ACTIVITY:
Go through the entries below. Copy each line in which "icon" appears.

RECORDS TO PROCESS:
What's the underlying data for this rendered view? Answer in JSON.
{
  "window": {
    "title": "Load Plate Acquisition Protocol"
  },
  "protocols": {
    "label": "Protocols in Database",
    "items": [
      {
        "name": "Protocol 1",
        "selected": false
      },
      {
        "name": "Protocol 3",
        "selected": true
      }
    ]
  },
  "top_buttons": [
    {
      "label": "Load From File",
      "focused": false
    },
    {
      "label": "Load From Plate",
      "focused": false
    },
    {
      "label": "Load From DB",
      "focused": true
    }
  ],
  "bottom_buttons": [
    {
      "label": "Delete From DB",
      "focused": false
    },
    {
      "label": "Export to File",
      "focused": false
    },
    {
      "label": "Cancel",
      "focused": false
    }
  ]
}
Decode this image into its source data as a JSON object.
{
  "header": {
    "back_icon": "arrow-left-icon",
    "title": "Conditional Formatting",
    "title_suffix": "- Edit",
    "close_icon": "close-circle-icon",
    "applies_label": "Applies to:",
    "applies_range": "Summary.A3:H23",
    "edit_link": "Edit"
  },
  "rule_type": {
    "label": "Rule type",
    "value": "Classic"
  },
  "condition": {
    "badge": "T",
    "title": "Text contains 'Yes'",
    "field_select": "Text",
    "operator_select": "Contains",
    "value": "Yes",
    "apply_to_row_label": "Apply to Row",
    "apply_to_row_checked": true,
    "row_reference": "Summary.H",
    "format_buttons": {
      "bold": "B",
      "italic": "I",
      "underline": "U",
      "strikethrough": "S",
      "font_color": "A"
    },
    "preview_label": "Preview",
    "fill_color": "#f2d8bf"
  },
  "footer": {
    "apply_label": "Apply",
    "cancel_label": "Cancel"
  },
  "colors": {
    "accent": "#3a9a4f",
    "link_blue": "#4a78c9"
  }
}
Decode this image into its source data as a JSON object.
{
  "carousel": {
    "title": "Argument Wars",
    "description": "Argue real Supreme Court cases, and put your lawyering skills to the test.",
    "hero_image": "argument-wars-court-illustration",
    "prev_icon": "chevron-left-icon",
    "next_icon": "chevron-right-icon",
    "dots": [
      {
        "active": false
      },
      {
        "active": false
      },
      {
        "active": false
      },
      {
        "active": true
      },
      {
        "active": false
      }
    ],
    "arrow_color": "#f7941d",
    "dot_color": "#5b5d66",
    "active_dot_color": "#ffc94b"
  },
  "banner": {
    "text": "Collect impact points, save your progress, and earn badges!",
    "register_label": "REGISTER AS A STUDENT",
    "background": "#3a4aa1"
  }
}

EXPECTED ANSWER:
    "back_icon": "arrow-left-icon",
    "close_icon": "close-circle-icon",
    "prev_icon": "chevron-left-icon",
    "next_icon": "chevron-right-icon",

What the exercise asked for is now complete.